The degree of fragmentation observed in the rock (most of the debris only measures a few millimeters!) Suggests that the event would have been particularly violent according to the authors of the study. Given the estimated date and magnitude of the impact, it’s entirely possible that it was felt by humans living in Asia at the time, and even as far away as Siberia.

Younger than the famous Meteor Crater

There are nearly 190 confirmed impact craters on our planet. It should have many more, but tectonic activity and erosion have arguably “erased” the traces of many other impacts over time; in addition, some are probably still buried under sediment or hidden in the seabed.

The dome of Vredefort, located in South Africa, is considered to this day as the largest known asteroid impact: the diameter of the crater measures approximately 300 kilometers; the asteroid that caused it must have been around 10-15 kilometers in diameter. Experts estimate that it dates back just over 2 billion years to the Paleoproterozoic era.

Among the best-known impacts, the Mexican Chicxulub crater, about 180 kilometers in diameter – probably the source of the Cretaceous-Paleogene mass extinction – is 66 million years old. The 100 km wide Popigai crater in northeast Siberia and the 85 km wide Chesapeake Bay crater in Virginia are both dated to around 35 million years ago. .

The most recent confirmed impact crater so far was the famous Meteor Crater in Arizona, about 49,000 to 50,000 years old; with 1.2 km in diameter, it is slightly smaller than Yilan Crater.
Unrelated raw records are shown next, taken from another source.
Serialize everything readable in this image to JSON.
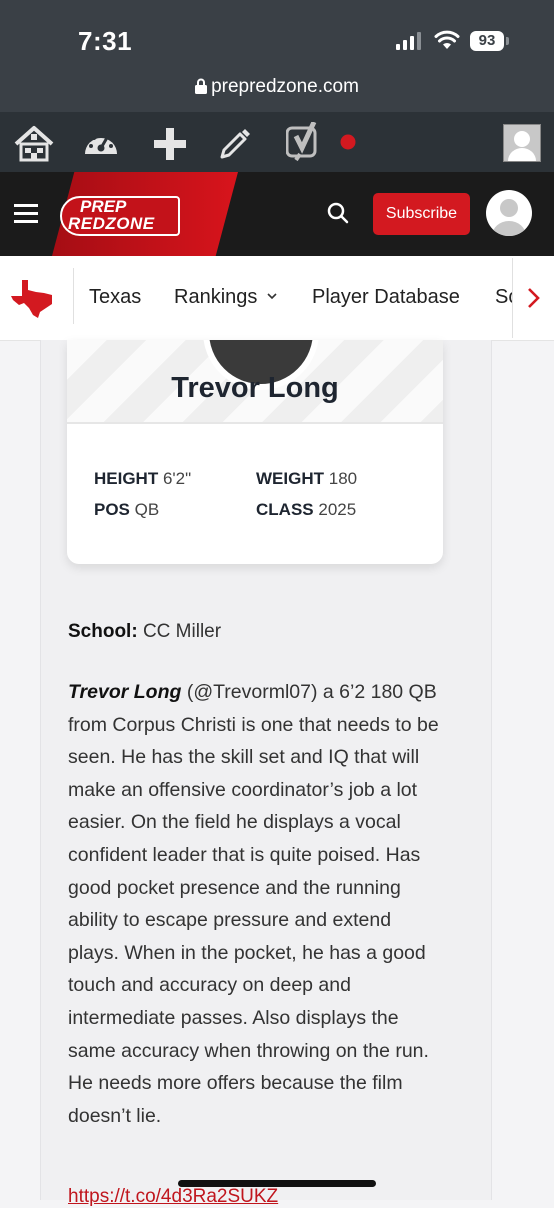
{
  "status_bar": {
    "time": "7:31",
    "battery": "93",
    "url": "prepredzone.com"
  },
  "admin_bar": {
    "icons": [
      "network-home-icon",
      "dashboard-gauge-icon",
      "plus-icon",
      "pencil-icon",
      "yoast-y-icon",
      "notification-dot-icon",
      "user-avatar-icon"
    ],
    "notification_color": "#d31920"
  },
  "header": {
    "logo_line1": "PREP",
    "logo_line2": "REDZONE",
    "subscribe_label": "Subscribe",
    "brand_color": "#d31920"
  },
  "nav": {
    "items": [
      "Texas",
      "Rankings",
      "Player Database",
      "Sc"
    ]
  },
  "player": {
    "name": "Trevor Long",
    "height_label": "HEIGHT",
    "height": "6'2\"",
    "weight_label": "WEIGHT",
    "weight": "180",
    "pos_label": "POS",
    "pos": "QB",
    "class_label": "CLASS",
    "class": "2025"
  },
  "article": {
    "school_label": "School:",
    "school": "CC Miller",
    "bio_name": "Trevor Long",
    "bio_text": " (@Trevorml07) a 6’2 180 QB from Corpus Christi is one that needs to be seen. He has the skill set and IQ that will make an offensive coordinator’s job a lot easier. On the field he displays a vocal confident leader that is quite poised. Has good pocket presence and the running ability to escape pressure and extend plays. When in the pocket, he has a good touch and accuracy on deep and intermediate passes. Also displays the same accuracy when throwing on the run. He needs more offers because the film doesn’t lie.",
    "link": "https://t.co/4d3Ra2SUKZ"
  }
}
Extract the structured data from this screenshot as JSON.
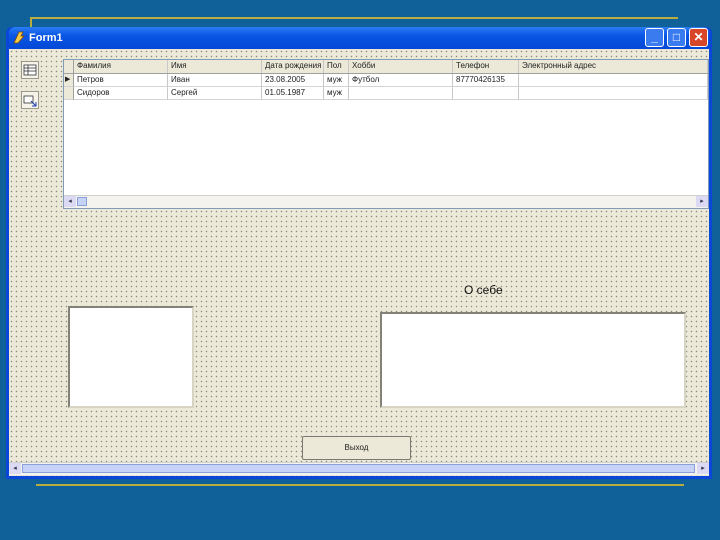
{
  "window": {
    "title": "Form1",
    "minimize_glyph": "_",
    "maximize_glyph": "□",
    "close_glyph": "✕"
  },
  "grid": {
    "columns": [
      "Фамилия",
      "Имя",
      "Дата рождения",
      "Пол",
      "Хобби",
      "Телефон",
      "Электронный адрес"
    ],
    "rows": [
      [
        "Петров",
        "Иван",
        "23.08.2005",
        "муж",
        "Футбол",
        "87770426135",
        ""
      ],
      [
        "Сидоров",
        "Сергей",
        "01.05.1987",
        "муж",
        "",
        "",
        ""
      ]
    ],
    "current_row_indicator": "▶",
    "scroll_left_glyph": "◂",
    "scroll_right_glyph": "▸"
  },
  "form": {
    "about_label": "О себе",
    "exit_button_label": "Выход"
  },
  "icons": {
    "app": "delphi-app-icon",
    "component1": "dbgrid-component-icon",
    "component2": "dbnavigator-component-icon"
  }
}
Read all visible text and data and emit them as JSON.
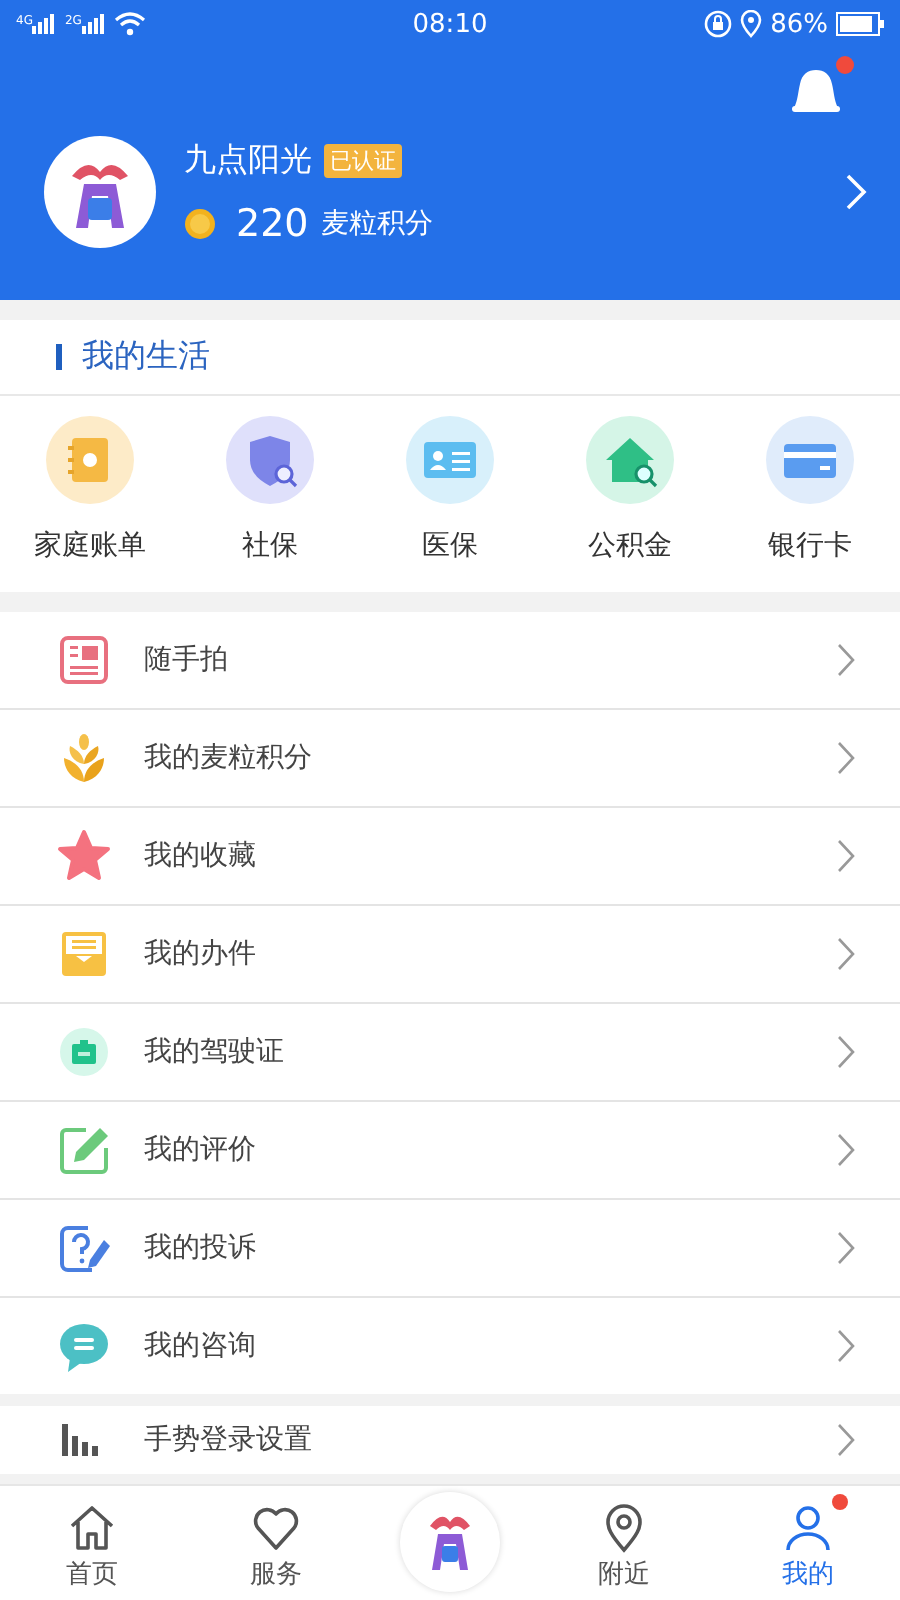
{
  "status_bar": {
    "networks": [
      "4G",
      "2G"
    ],
    "time": "08:10",
    "battery": "86%"
  },
  "profile": {
    "name": "九点阳光",
    "badge": "已认证",
    "points": "220",
    "points_label": "麦粒积分",
    "notification": true
  },
  "section": {
    "title": "我的生活"
  },
  "services": [
    {
      "kind": "ledger",
      "label": "家庭账单"
    },
    {
      "kind": "shield",
      "label": "社保"
    },
    {
      "kind": "idcard",
      "label": "医保"
    },
    {
      "kind": "house",
      "label": "公积金"
    },
    {
      "kind": "bankcard",
      "label": "银行卡"
    }
  ],
  "menu": [
    {
      "kind": "news",
      "label": "随手拍"
    },
    {
      "kind": "wheat",
      "label": "我的麦粒积分"
    },
    {
      "kind": "star",
      "label": "我的收藏"
    },
    {
      "kind": "inbox",
      "label": "我的办件"
    },
    {
      "kind": "license",
      "label": "我的驾驶证"
    },
    {
      "kind": "edit",
      "label": "我的评价"
    },
    {
      "kind": "question",
      "label": "我的投诉"
    },
    {
      "kind": "chat",
      "label": "我的咨询"
    }
  ],
  "settings": [
    {
      "kind": "bars",
      "label": "手势登录设置"
    }
  ],
  "tabs": [
    {
      "kind": "home",
      "label": "首页",
      "selected": false,
      "badge": false
    },
    {
      "kind": "heart",
      "label": "服务",
      "selected": false,
      "badge": false
    },
    {
      "kind": "center",
      "selected": false,
      "badge": false
    },
    {
      "kind": "pin",
      "label": "附近",
      "selected": false,
      "badge": false
    },
    {
      "kind": "user",
      "label": "我的",
      "selected": true,
      "badge": true
    }
  ]
}
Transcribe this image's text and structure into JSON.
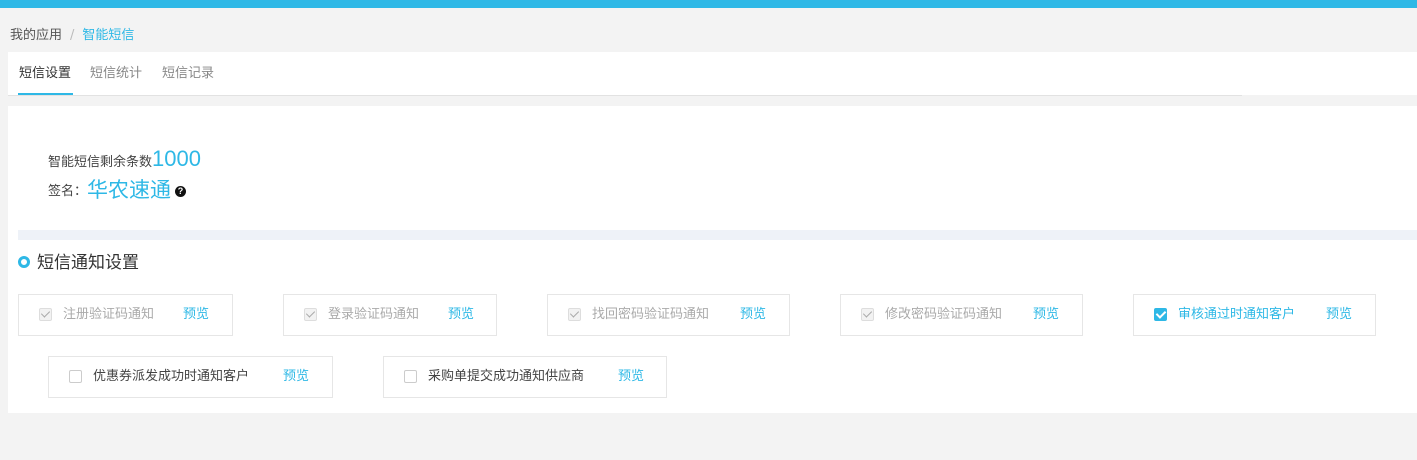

China has so far only identified one other known crater, that of Xiuyan, 1.8 km in diameter and located in Liaoning province, in the northeast of the country.